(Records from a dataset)
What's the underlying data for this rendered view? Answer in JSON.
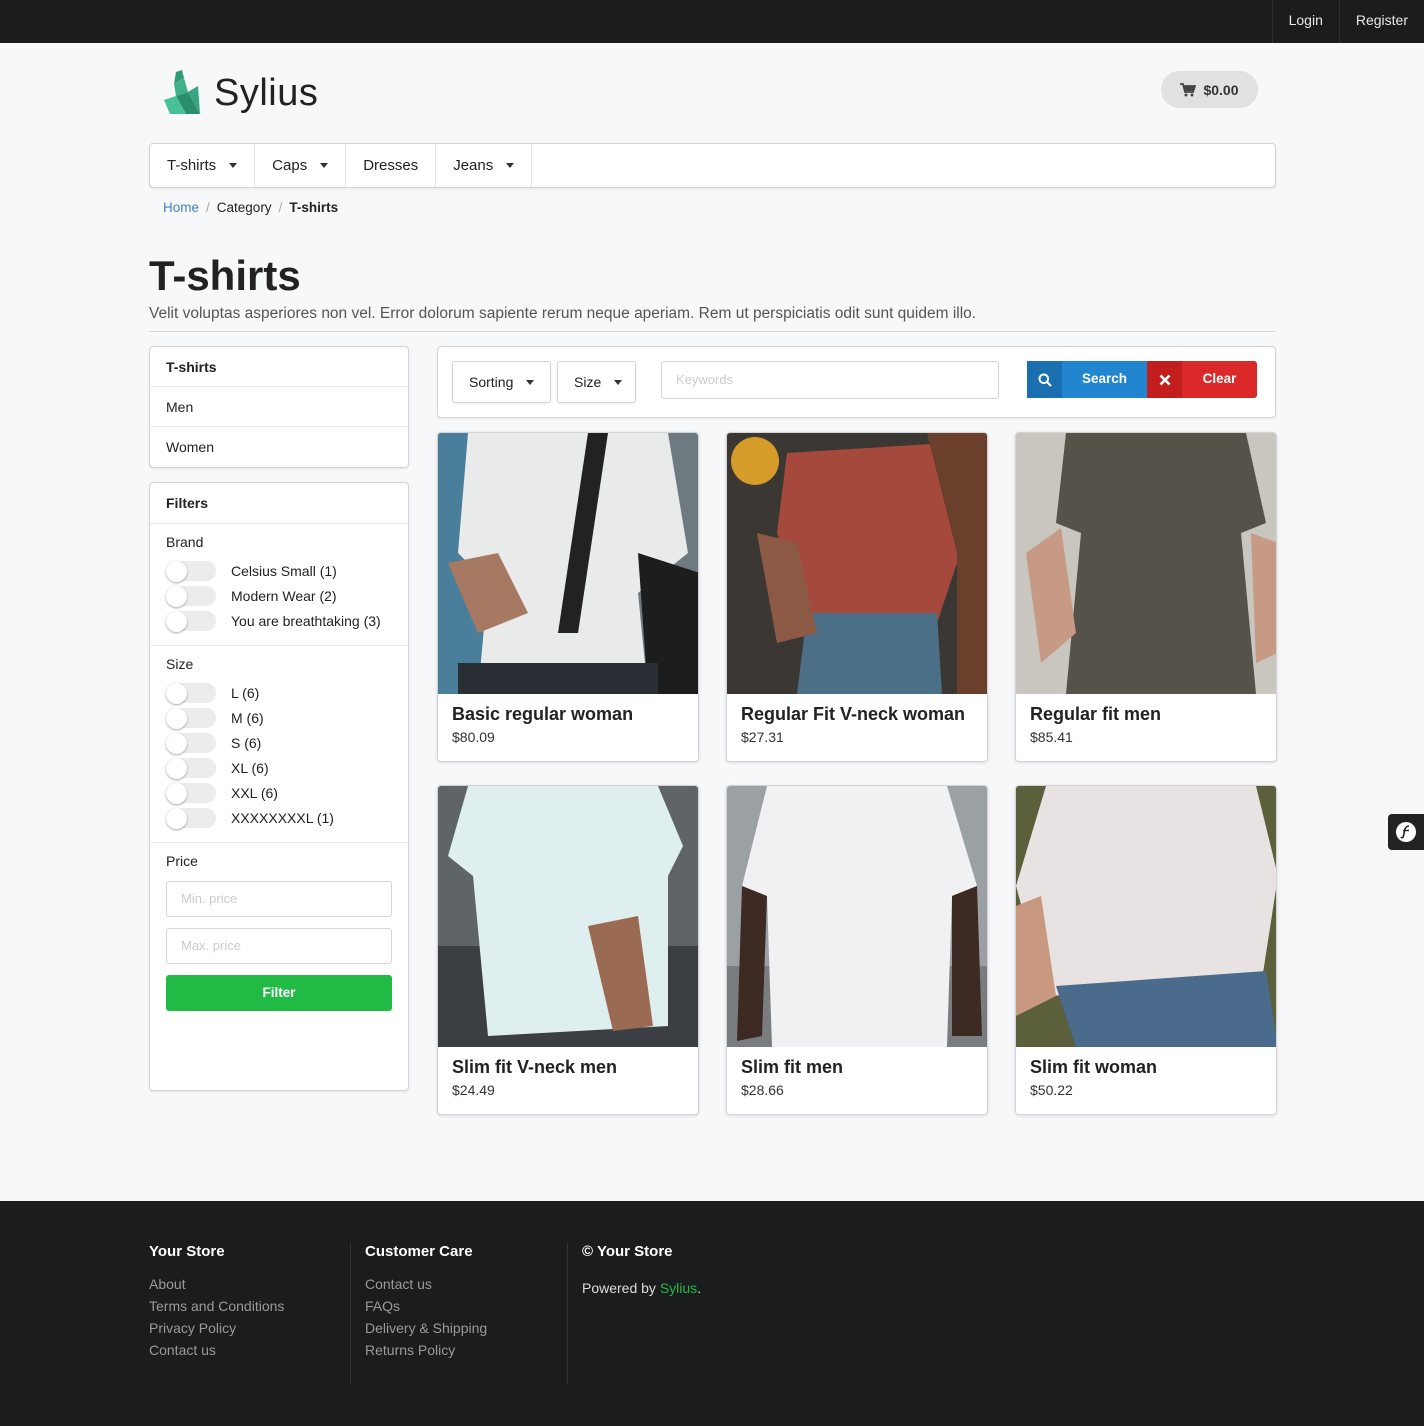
{
  "topbar": {
    "login": "Login",
    "register": "Register"
  },
  "brand": {
    "name": "Sylius",
    "accent": "#3aa882"
  },
  "cart": {
    "total": "$0.00",
    "icon": "cart-icon"
  },
  "nav": [
    {
      "label": "T-shirts",
      "dropdown": true
    },
    {
      "label": "Caps",
      "dropdown": true
    },
    {
      "label": "Dresses",
      "dropdown": false
    },
    {
      "label": "Jeans",
      "dropdown": true
    }
  ],
  "breadcrumb": {
    "home": "Home",
    "category": "Category",
    "current": "T-shirts",
    "sep": "/"
  },
  "page": {
    "title": "T-shirts",
    "description": "Velit voluptas asperiores non vel. Error dolorum sapiente rerum neque aperiam. Rem ut perspiciatis odit sunt quidem illo."
  },
  "categories": {
    "head": "T-shirts",
    "items": [
      "Men",
      "Women"
    ]
  },
  "filters": {
    "head": "Filters",
    "brand": {
      "title": "Brand",
      "options": [
        "Celsius Small (1)",
        "Modern Wear (2)",
        "You are breathtaking (3)"
      ]
    },
    "size": {
      "title": "Size",
      "options": [
        "L (6)",
        "M (6)",
        "S (6)",
        "XL (6)",
        "XXL (6)",
        "XXXXXXXXL (1)"
      ]
    },
    "price": {
      "title": "Price",
      "min_placeholder": "Min. price",
      "max_placeholder": "Max. price",
      "button": "Filter"
    }
  },
  "toolbar": {
    "sorting": "Sorting",
    "size": "Size",
    "keywords_placeholder": "Keywords",
    "search": "Search",
    "clear": "Clear"
  },
  "products": [
    {
      "name": "Basic regular woman",
      "price": "$80.09"
    },
    {
      "name": "Regular Fit V-neck woman",
      "price": "$27.31"
    },
    {
      "name": "Regular fit men",
      "price": "$85.41"
    },
    {
      "name": "Slim fit V-neck men",
      "price": "$24.49"
    },
    {
      "name": "Slim fit men",
      "price": "$28.66"
    },
    {
      "name": "Slim fit woman",
      "price": "$50.22"
    }
  ],
  "footer": {
    "col1": {
      "title": "Your Store",
      "links": [
        "About",
        "Terms and Conditions",
        "Privacy Policy",
        "Contact us"
      ]
    },
    "col2": {
      "title": "Customer Care",
      "links": [
        "Contact us",
        "FAQs",
        "Delivery & Shipping",
        "Returns Policy"
      ]
    },
    "col3": {
      "title": "© Your Store",
      "powered_prefix": "Powered by",
      "powered_link": "Sylius",
      "powered_suffix": "."
    }
  }
}
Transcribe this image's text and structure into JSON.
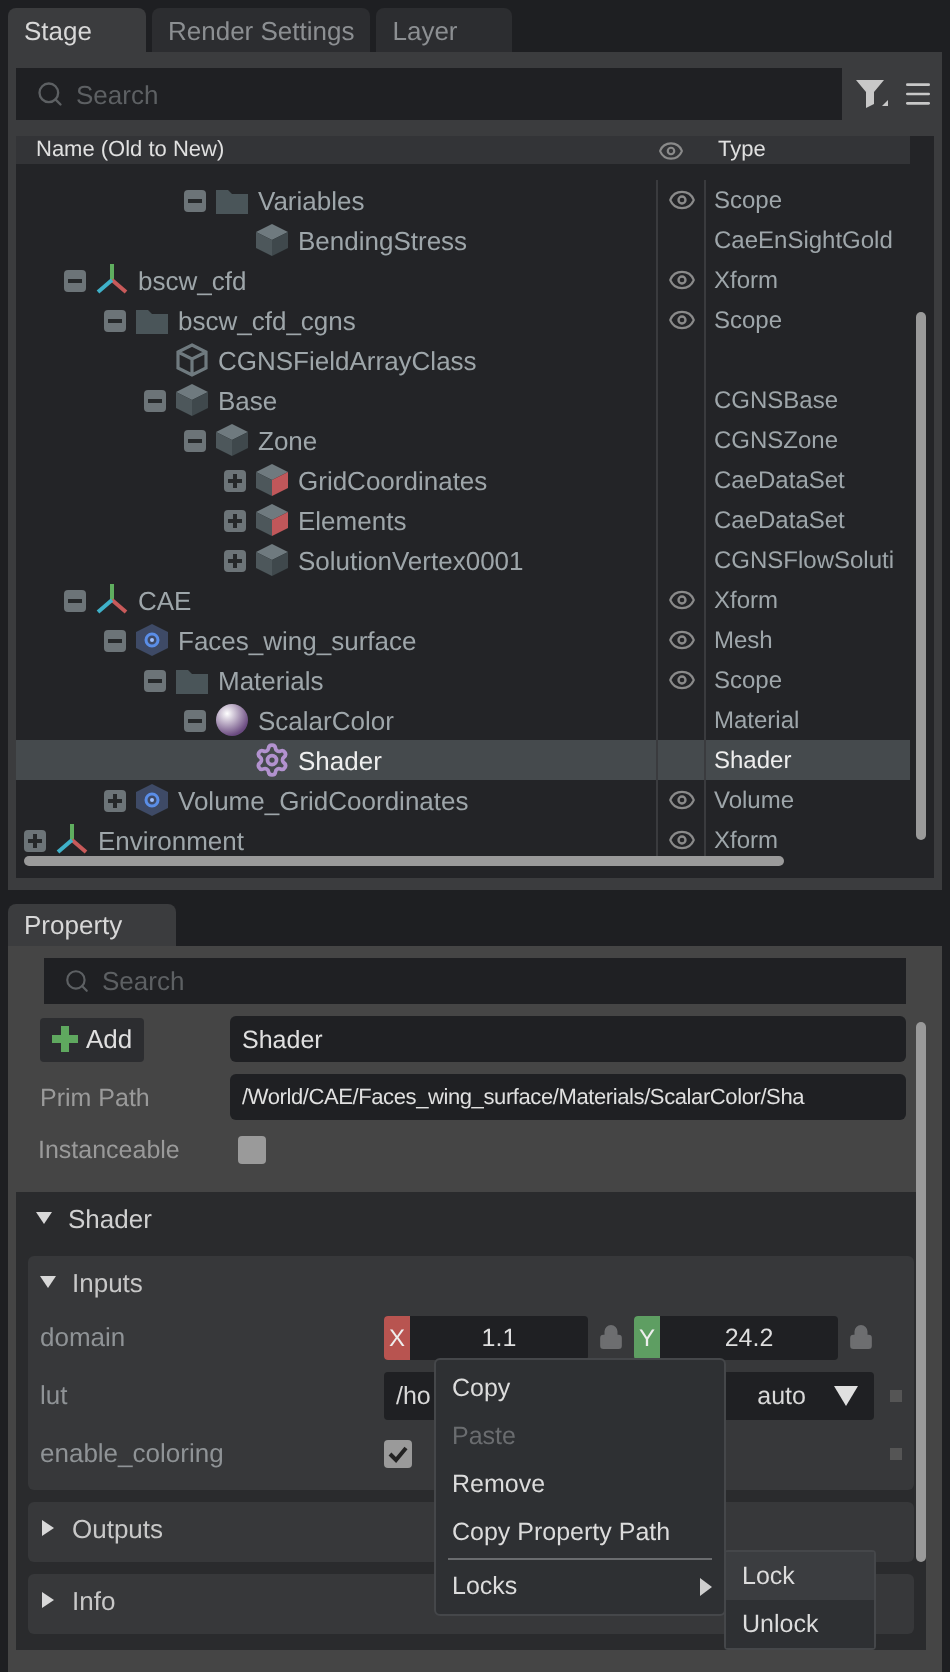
{
  "stage_tabs": [
    {
      "label": "Stage",
      "selected": true
    },
    {
      "label": "Render Settings",
      "selected": false
    },
    {
      "label": "Layer",
      "selected": false
    }
  ],
  "stage_search": {
    "placeholder": "Search"
  },
  "tree_columns": {
    "name": "Name (Old to New)",
    "type": "Type"
  },
  "tree": [
    {
      "children": [
        {
          "children": [
            {
              "children": [
                {
                  "children": [
                    {
                      "name": "Variables",
                      "kind": "folder",
                      "type": "Scope",
                      "visible": true,
                      "selected": false,
                      "expanded": true,
                      "children": [
                        {
                          "name": "BendingStress",
                          "kind": "cube",
                          "type": "CaeEnSightGold",
                          "visible": false,
                          "selected": false
                        }
                      ]
                    }
                  ]
                }
              ]
            }
          ]
        },
        {
          "name": "bscw_cfd",
          "kind": "xform",
          "type": "Xform",
          "visible": true,
          "selected": false,
          "expanded": true,
          "children": [
            {
              "name": "bscw_cfd_cgns",
              "kind": "folder",
              "type": "Scope",
              "visible": true,
              "selected": false,
              "expanded": true,
              "children": [
                {
                  "name": "CGNSFieldArrayClass",
                  "kind": "cube-outline",
                  "visible": false,
                  "selected": false
                },
                {
                  "name": "Base",
                  "kind": "cube",
                  "type": "CGNSBase",
                  "visible": false,
                  "selected": false,
                  "expanded": true,
                  "children": [
                    {
                      "name": "Zone",
                      "kind": "cube",
                      "type": "CGNSZone",
                      "visible": false,
                      "selected": false,
                      "expanded": true,
                      "children": [
                        {
                          "name": "GridCoordinates",
                          "kind": "cube-red",
                          "type": "CaeDataSet",
                          "visible": false,
                          "selected": false,
                          "expanded": false
                        },
                        {
                          "name": "Elements",
                          "kind": "cube-red",
                          "type": "CaeDataSet",
                          "visible": false,
                          "selected": false,
                          "expanded": false
                        },
                        {
                          "name": "SolutionVertex0001",
                          "kind": "cube",
                          "type": "CGNSFlowSoluti",
                          "visible": false,
                          "selected": false,
                          "expanded": false
                        }
                      ]
                    }
                  ]
                }
              ]
            }
          ]
        },
        {
          "name": "CAE",
          "kind": "xform",
          "type": "Xform",
          "visible": true,
          "selected": false,
          "expanded": true,
          "children": [
            {
              "name": "Faces_wing_surface",
              "kind": "mesh",
              "type": "Mesh",
              "visible": true,
              "selected": false,
              "expanded": true,
              "children": [
                {
                  "name": "Materials",
                  "kind": "folder",
                  "type": "Scope",
                  "visible": true,
                  "selected": false,
                  "expanded": true,
                  "children": [
                    {
                      "name": "ScalarColor",
                      "kind": "sphere",
                      "type": "Material",
                      "visible": false,
                      "selected": false,
                      "expanded": true,
                      "children": [
                        {
                          "name": "Shader",
                          "kind": "gear",
                          "type": "Shader",
                          "visible": false,
                          "selected": true
                        }
                      ]
                    }
                  ]
                }
              ]
            },
            {
              "name": "Volume_GridCoordinates",
              "kind": "mesh",
              "type": "Volume",
              "visible": true,
              "selected": false,
              "expanded": false
            }
          ]
        }
      ]
    },
    {
      "name": "Environment",
      "kind": "xform",
      "type": "Xform",
      "visible": true,
      "selected": false,
      "expanded": false
    }
  ],
  "property_tab": {
    "label": "Property",
    "selected": true
  },
  "property_search": {
    "placeholder": "Search"
  },
  "add_button": "Add",
  "prim_name": "Shader",
  "prim_path": {
    "label": "Prim Path",
    "value": "/World/CAE/Faces_wing_surface/Materials/ScalarColor/Sha"
  },
  "instanceable": {
    "label": "Instanceable",
    "checked": false
  },
  "section": {
    "title": "Shader",
    "expanded": true,
    "groups": [
      {
        "title": "Inputs",
        "expanded": true,
        "rows": [
          {
            "kind": "vector",
            "label": "domain",
            "components": [
              {
                "axis": "X",
                "value": "1.1",
                "color": "#b85450"
              },
              {
                "axis": "Y",
                "value": "24.2",
                "color": "#5e9e62"
              }
            ]
          },
          {
            "kind": "asset",
            "label": "lut",
            "value": "/ho",
            "option": "auto"
          },
          {
            "kind": "checkbox",
            "label": "enable_coloring",
            "checked": true
          }
        ]
      },
      {
        "title": "Outputs",
        "expanded": false
      },
      {
        "title": "Info",
        "expanded": false
      }
    ]
  },
  "context_menu": {
    "items": [
      {
        "kind": "action",
        "label": "Copy",
        "disabled": false
      },
      {
        "kind": "action",
        "label": "Paste",
        "disabled": true
      },
      {
        "kind": "action",
        "label": "Remove",
        "disabled": false
      },
      {
        "kind": "action",
        "label": "Copy Property Path",
        "disabled": false
      },
      {
        "kind": "separator"
      },
      {
        "kind": "submenu",
        "label": "Locks",
        "disabled": false
      }
    ],
    "submenu": [
      {
        "label": "Lock",
        "selected": true
      },
      {
        "label": "Unlock",
        "selected": false
      }
    ]
  }
}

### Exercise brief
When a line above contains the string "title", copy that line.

### Response
    "title": "T-shirts",
      "title": "Brand",
      "title": "Size",
      "title": "Price",
      "title": "Your Store",
      "title": "Customer Care",
      "title": "© Your Store",
    "title": "Shader",
        "title": "Inputs",
        "title": "Outputs",
        "title": "Info",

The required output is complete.